How do I remove myself from being Mom's power of attorney in Colorado?

A fellow caregiver asked...

I am on my mother's general POA in Colorado to assist with financial decisions in the event she becomes incapacitated. My brother is also listed on it in the event I'm not available. I would like to remove myself from her POA due to some problems within the family. How exactly do I do this?

Expert Answer

Barbara Repa, a Caring.com senior editor, is an attorney, a journalist specializing in aging issues, and the author of Your Rights in the Workplace (Nolo), now in its 10th edition.

You know your own heart and mind and the people in your life best, or course. But make sure cooler thoughts prevail.

I do encourage you not to take this step hastily or when fueled by anger. Your mother likely initially selected you for good reason"”and once you have removed yourself, it may be a difficult thing to reverse should your family situation change again and should the problems be resolved or patched up.

As things sit, you have no duty to act unless and until your mother becomes incapacitated. If that happens, the current family feuds may have settled, leaving you open and more willing to act. If not, you can always choose to remove yourself as agent then.

That written, know that the power of attorney itself usually spells out the steps an agent needs to take to resign.
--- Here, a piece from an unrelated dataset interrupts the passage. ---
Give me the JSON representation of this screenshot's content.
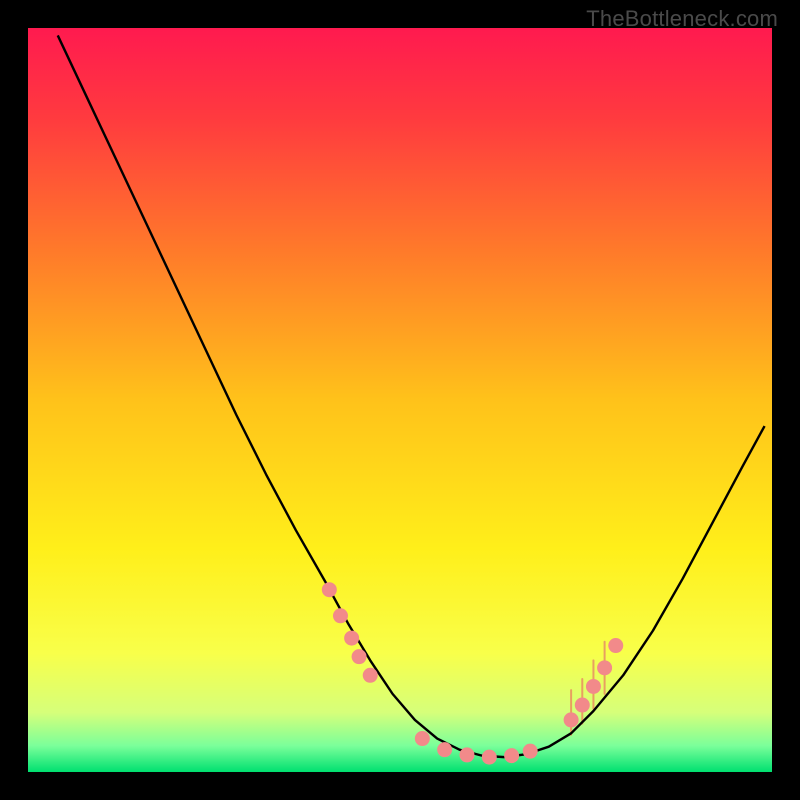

Generally, he or she must notify the principal (your mother) in writing, along with any guardian or conservator who has been appointed, any successor agent named in the document (your brother) and all reasonably ascertainable third parties who might be affected by the resignation, such as a primary caretaker.